Holliday said Mariner has been a standout for the group through three weeks of spring practices.

“When I first got here, I don’t think he had great self confidence,” Holliday said. “Each year, it has really built to where I think he’s ready to go. I’m looking for a breakout year from him so far. We’ll see what summer brings.”

Holliday said Mariner, who had 20 catches last season for 393 yards and one touchdown, is just one of the group’s leaders.

Junior Demari Simpkins and sophomore Samson Nacua each had 29 catches for 354 and 294 yards, respectively.

“Demari, he’s been a leader since his freshman year,” Holliday said, echoing what Simpkins told reporters earlier in practice.

“I always see myself as a leader,” Simpkins said. “As soon as I stepped foot on campus my freshman year, I saw myself as a leader. That’s who I am.”

Another player pointed out as a leader is the group’s only senior, Field, who had just two catches last season, but has been impressive in spring ball.

Redshirt freshman Bronson Boyd, who originally signed with Texas Tech out of high school, has impressed with his speed and athleticism.

The group will be bolstered by the addition of returned missionary Britain Covey, who will enter his sophomore season with high expectations after a spectacular freshman season, and four-star recruit Solomon Enis (Arizona), who had more than 1,000 yards receiving as a junior and 820 as a senior.

Simpkins said that while the competition is fierce, the friendship between the young men binds them together. “We love each other,” Simpkins said. “We try to help each other every day on the field, in the film room, and it’s just all love in the room — no individuals.
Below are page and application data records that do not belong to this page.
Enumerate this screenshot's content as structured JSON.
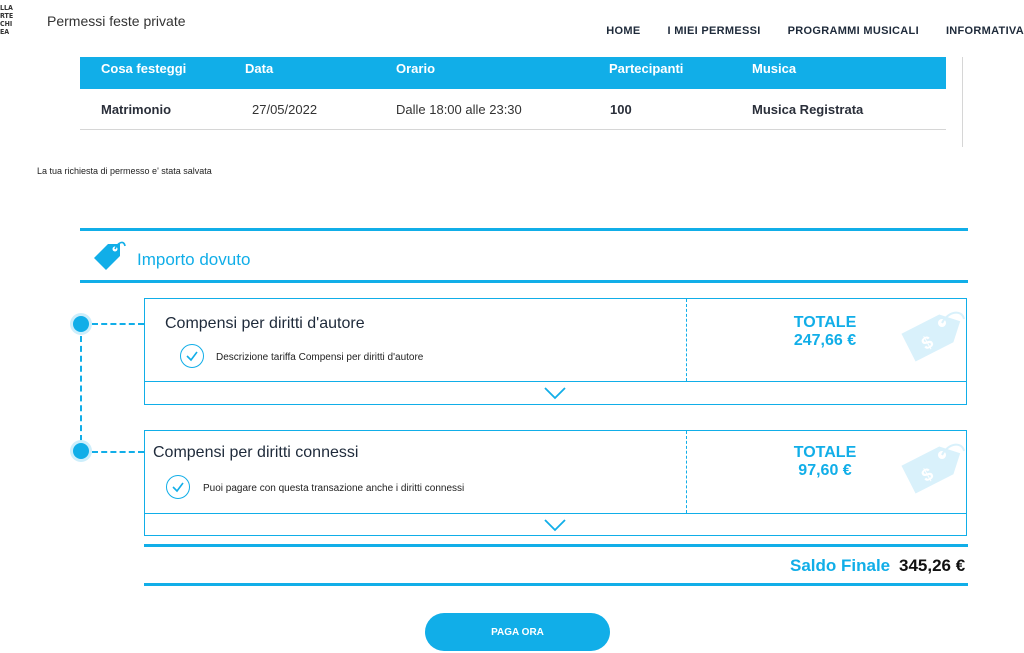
{
  "logo_lines": [
    "LLA",
    "RTE",
    "CHI",
    "EA"
  ],
  "app_title": "Permessi feste private",
  "nav": [
    "HOME",
    "I MIEI PERMESSI",
    "PROGRAMMI MUSICALI",
    "INFORMATIVA"
  ],
  "table": {
    "headers": [
      "Cosa festeggi",
      "Data",
      "Orario",
      "Partecipanti",
      "Musica"
    ],
    "row": [
      "Matrimonio",
      "27/05/2022",
      "Dalle 18:00 alle 23:30",
      "100",
      "Musica Registrata"
    ]
  },
  "saved_message": "La tua richiesta di permesso e' stata salvata",
  "section_title": "Importo dovuto",
  "cards": [
    {
      "name": "Compensi per diritti d'autore",
      "description": "Descrizione tariffa Compensi per diritti d'autore",
      "total_label": "TOTALE",
      "total_value": "247,66 €"
    },
    {
      "name": "Compensi per diritti connessi",
      "description": "Puoi pagare con questa transazione anche i diritti connessi",
      "total_label": "TOTALE",
      "total_value": "97,60 €"
    }
  ],
  "saldo": {
    "label": "Saldo Finale",
    "value": "345,26 €"
  },
  "pay_button": "PAGA ORA",
  "colors": {
    "accent": "#11aee8",
    "text_dark": "#1e2a3a"
  },
  "icons": [
    "price-tag-icon",
    "check-circle-icon",
    "chevron-down-icon",
    "dollar-tag-icon"
  ]
}
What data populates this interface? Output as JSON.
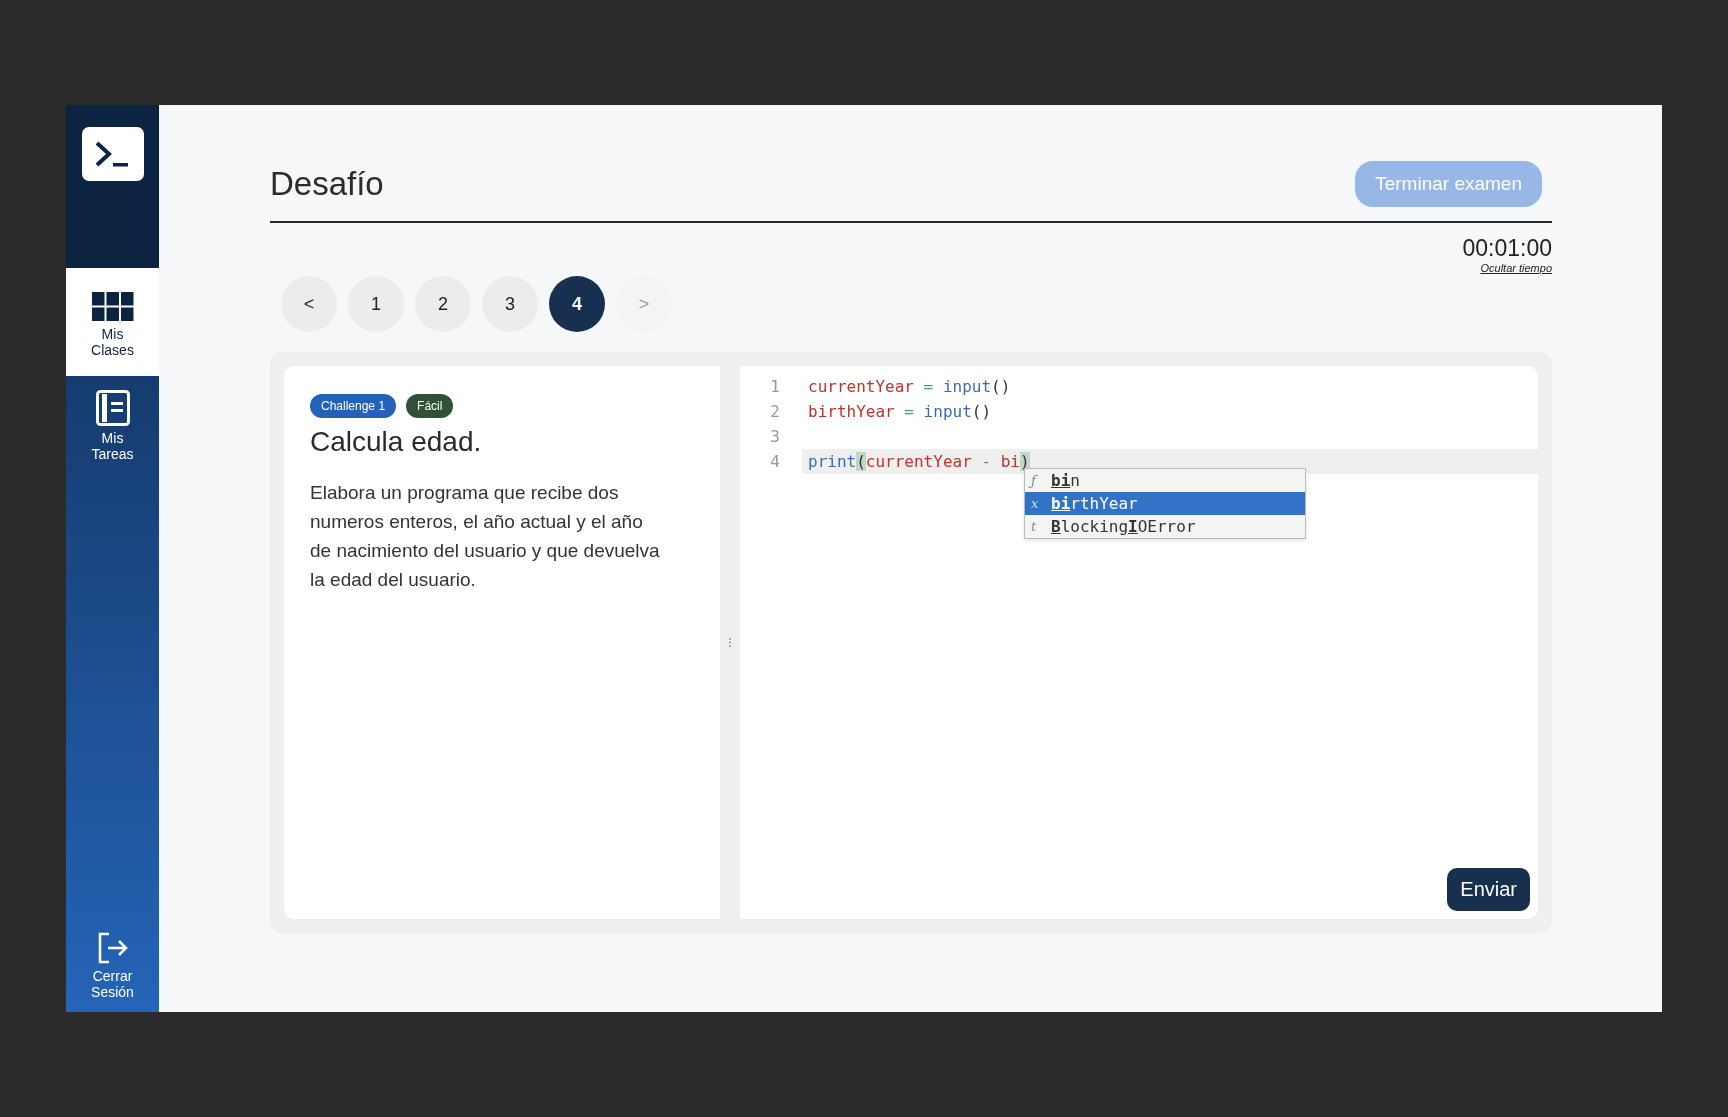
{
  "sidebar": {
    "items": [
      {
        "kind": "classes",
        "label": "Mis Clases",
        "selected": true
      },
      {
        "kind": "tasks",
        "label": "Mis Tareas",
        "selected": false
      }
    ],
    "logout": {
      "label": "Cerrar Sesión"
    }
  },
  "header": {
    "title": "Desafío",
    "finish_button": "Terminar examen",
    "timer": "00:01:00",
    "hide_timer_link": "Ocultar tiempo"
  },
  "pagination": [
    {
      "label": "<",
      "selected": false,
      "disabled": false
    },
    {
      "label": "1",
      "selected": false,
      "disabled": false
    },
    {
      "label": "2",
      "selected": false,
      "disabled": false
    },
    {
      "label": "3",
      "selected": false,
      "disabled": false
    },
    {
      "label": "4",
      "selected": true,
      "disabled": false
    },
    {
      "label": ">",
      "selected": false,
      "disabled": true
    }
  ],
  "challenge": {
    "tags": [
      {
        "label": "Challenge 1",
        "color": "#2461b8"
      },
      {
        "label": "Fácil",
        "color": "#2f5236"
      }
    ],
    "title": "Calcula edad.",
    "description": "Elabora un programa que recibe dos numeros enteros, el año actual y el año de nacimiento del usuario y que devuelva la edad del usuario."
  },
  "editor": {
    "lines": [
      {
        "number": "1",
        "active": false,
        "tokens": [
          {
            "text": "currentYear",
            "kind": "variable"
          },
          {
            "text": " = ",
            "kind": "operator"
          },
          {
            "text": "input",
            "kind": "builtin"
          },
          {
            "text": "()",
            "kind": "punct"
          }
        ]
      },
      {
        "number": "2",
        "active": false,
        "tokens": [
          {
            "text": "birthYear",
            "kind": "variable"
          },
          {
            "text": " = ",
            "kind": "operator"
          },
          {
            "text": "input",
            "kind": "builtin"
          },
          {
            "text": "()",
            "kind": "punct"
          }
        ]
      },
      {
        "number": "3",
        "active": false
      },
      {
        "number": "4",
        "active": true,
        "tokens": [
          {
            "text": "print",
            "kind": "builtin"
          },
          {
            "text": "(",
            "kind": "bracket-match"
          },
          {
            "text": "currentYear",
            "kind": "variable"
          },
          {
            "text": " - ",
            "kind": "operator"
          },
          {
            "text": "bi",
            "kind": "variable"
          },
          {
            "text": ")",
            "kind": "bracket-match"
          }
        ]
      }
    ],
    "autocomplete": [
      {
        "type": "ƒ",
        "selected": false,
        "parts": [
          {
            "text": "bi",
            "underlined": true
          },
          {
            "text": "n",
            "underlined": false
          }
        ]
      },
      {
        "type": "x",
        "selected": true,
        "parts": [
          {
            "text": "bi",
            "underlined": true
          },
          {
            "text": "rthYear",
            "underlined": false
          }
        ]
      },
      {
        "type": "t",
        "selected": false,
        "parts": [
          {
            "text": "B",
            "underlined": true
          },
          {
            "text": "locking",
            "underlined": false
          },
          {
            "text": "I",
            "underlined": true
          },
          {
            "text": "OError",
            "underlined": false
          }
        ]
      }
    ],
    "submit_button": "Enviar"
  }
}
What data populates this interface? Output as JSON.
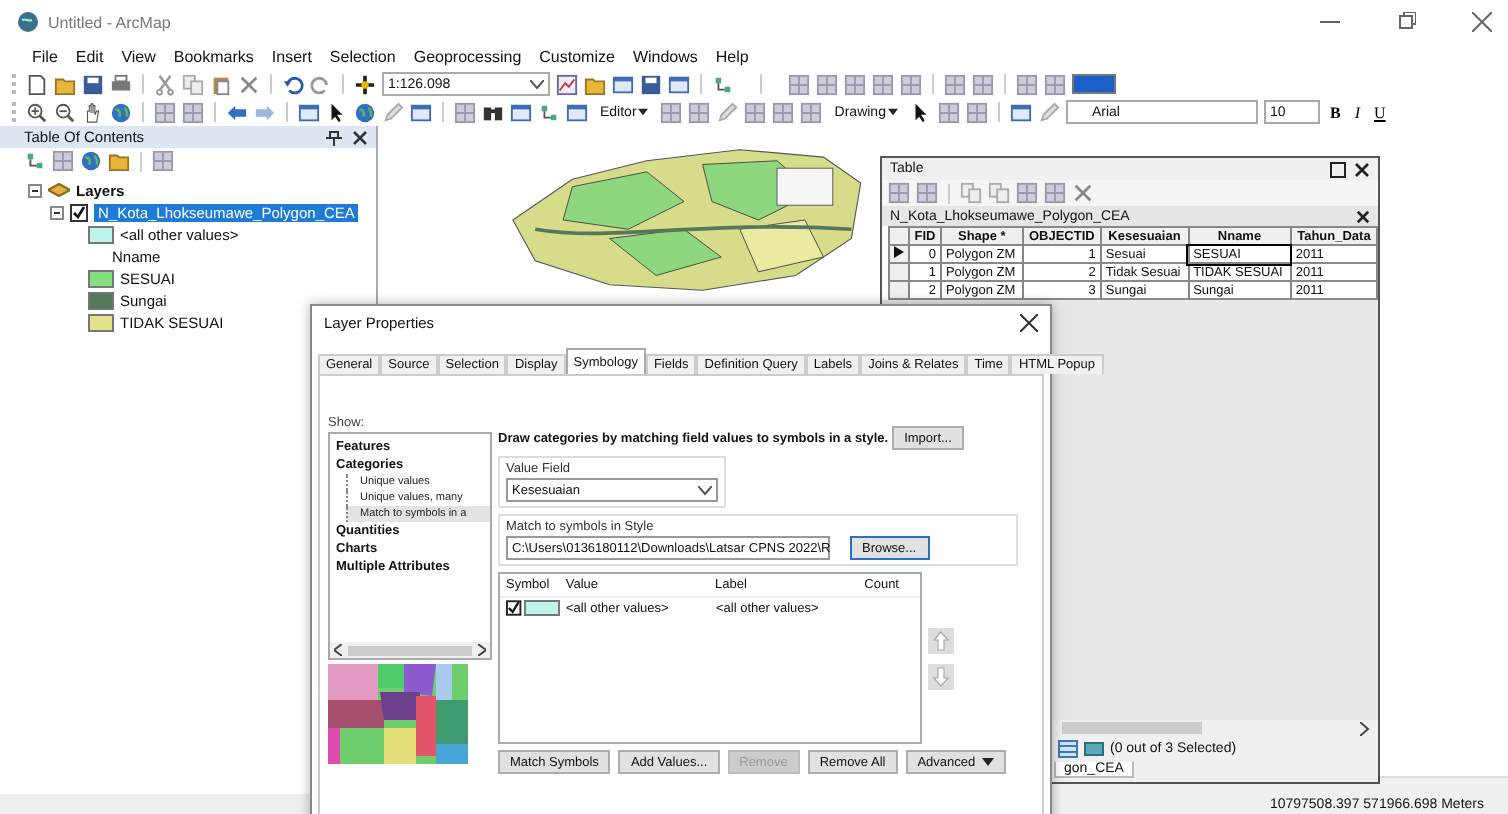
{
  "window": {
    "title": "Untitled - ArcMap"
  },
  "menu": [
    "File",
    "Edit",
    "View",
    "Bookmarks",
    "Insert",
    "Selection",
    "Geoprocessing",
    "Customize",
    "Windows",
    "Help"
  ],
  "toolbar": {
    "scale": "1:126.098",
    "editor": "Editor",
    "drawing": "Drawing",
    "font": "Arial",
    "font_size": "10",
    "bold": "B",
    "italic": "I",
    "underline": "U"
  },
  "toc": {
    "title": "Table Of Contents",
    "root": {
      "label": "Layers",
      "expanded": true,
      "children": [
        {
          "label": "N_Kota_Lhokseumawe_Polygon_CEA",
          "checked": true,
          "selected": true,
          "expanded": true,
          "legend": [
            {
              "kind": "symbol",
              "label": "<all other values>",
              "color": "#bff3ee"
            },
            {
              "kind": "heading",
              "label": "Nname"
            },
            {
              "kind": "symbol",
              "label": "SESUAI",
              "color": "#86e07e"
            },
            {
              "kind": "symbol",
              "label": "Sungai",
              "color": "#56785a"
            },
            {
              "kind": "symbol",
              "label": "TIDAK SESUAI",
              "color": "#e4e38e"
            }
          ]
        }
      ]
    }
  },
  "table_window": {
    "title": "Table",
    "layer_tab": "N_Kota_Lhokseumawe_Polygon_CEA",
    "columns": [
      "FID",
      "Shape *",
      "OBJECTID",
      "Kesesuaian",
      "Nname",
      "Tahun_Data"
    ],
    "rows": [
      {
        "current": true,
        "cells": [
          "0",
          "Polygon ZM",
          "1",
          "Sesuai",
          "SESUAI",
          "2011"
        ]
      },
      {
        "current": false,
        "cells": [
          "1",
          "Polygon ZM",
          "2",
          "Tidak Sesuai",
          "TIDAK SESUAI",
          "2011"
        ]
      },
      {
        "current": false,
        "cells": [
          "2",
          "Polygon ZM",
          "3",
          "Sungai",
          "Sungai",
          "2011"
        ]
      }
    ],
    "selection_status": "(0 out of 3 Selected)",
    "bottom_tab": "gon_CEA"
  },
  "dialog": {
    "title": "Layer Properties",
    "tabs": [
      {
        "label": "General",
        "selected": false
      },
      {
        "label": "Source",
        "selected": false
      },
      {
        "label": "Selection",
        "selected": false
      },
      {
        "label": "Display",
        "selected": false
      },
      {
        "label": "Symbology",
        "selected": true
      },
      {
        "label": "Fields",
        "selected": false
      },
      {
        "label": "Definition Query",
        "selected": false
      },
      {
        "label": "Labels",
        "selected": false
      },
      {
        "label": "Joins & Relates",
        "selected": false
      },
      {
        "label": "Time",
        "selected": false
      },
      {
        "label": "HTML Popup",
        "selected": false
      }
    ],
    "show_label": "Show:",
    "show_items": [
      {
        "label": "Features",
        "selected": false
      },
      {
        "label": "Categories",
        "selected": false,
        "children": [
          {
            "label": "Unique values",
            "selected": false
          },
          {
            "label": "Unique values, many",
            "selected": false
          },
          {
            "label": "Match to symbols in a",
            "selected": true
          }
        ]
      },
      {
        "label": "Quantities",
        "selected": false
      },
      {
        "label": "Charts",
        "selected": false
      },
      {
        "label": "Multiple Attributes",
        "selected": false
      }
    ],
    "heading": "Draw categories by matching field values to symbols in a style.",
    "import_button": "Import...",
    "value_field": {
      "label": "Value Field",
      "value": "Kesesuaian"
    },
    "style": {
      "label": "Match to symbols in Style",
      "value": "C:\\Users\\0136180112\\Downloads\\Latsar CPNS 2022\\R",
      "button": "Browse..."
    },
    "symbol_columns": [
      "Symbol",
      "Value",
      "Label",
      "Count"
    ],
    "symbol_rows": [
      {
        "checked": true,
        "color": "#bff3ee",
        "value": "<all other values>",
        "label": "<all other values>"
      }
    ],
    "buttons": [
      {
        "label": "Match Symbols",
        "disabled": false,
        "dropdown": false
      },
      {
        "label": "Add Values...",
        "disabled": false,
        "dropdown": false
      },
      {
        "label": "Remove",
        "disabled": true,
        "dropdown": false
      },
      {
        "label": "Remove All",
        "disabled": false,
        "dropdown": false
      },
      {
        "label": "Advanced",
        "disabled": false,
        "dropdown": true
      }
    ]
  },
  "status_bar": {
    "coordinates": "10797508.397  571966.698 Meters"
  }
}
We’re all competing, but at the same time, we help each other. We’ve all got to be as good as each other.”

He and several other receivers said they are playing better as a unit this spring than they did last year at this time.

“Last year we were just learning the offense,” Simpkins said. “This year, we’re getting the hang of it.” Wilson said the receivers don’t see the calls for them to improve as added pressure.

“It’s like an opportunity,” he said. “You go out there and do your thing. Every single challenge is an opportunity to show someone what you’ve got.”

Boyd said the energy in the group is uplifting because there are so many leaders.

“There’s just more determination, more focus,” Boyd said. “The leadership is great. They’re on our butts about off the field, in the classroom, and that’s the first step. Take care of that, and then on the field will take care of itself.”

Mariner said the energy has shifted significantly this spring.

“A lot of guys want to prove themselves,” he said. “A lot of guys are hungry. … We’re a bunch of hungry guys willing to do what it takes to show what we can do.”

Holliday said they have set measureable goals, but at the top of the list is fewer drops.

“The goal is to be more mentally tough,” he said, “never be a weak focal point of the team. They’ve really taken strides, and hopefully they can become the focal point, just a contributing part.”

The biggest difference, their coach said, is their mental toughness and ability.

“Practices are much better, and that comes with knowledge,” he said. “Knowledge is confidence. The more confident, the easier it is to play the game. I’m very excited about where we are.”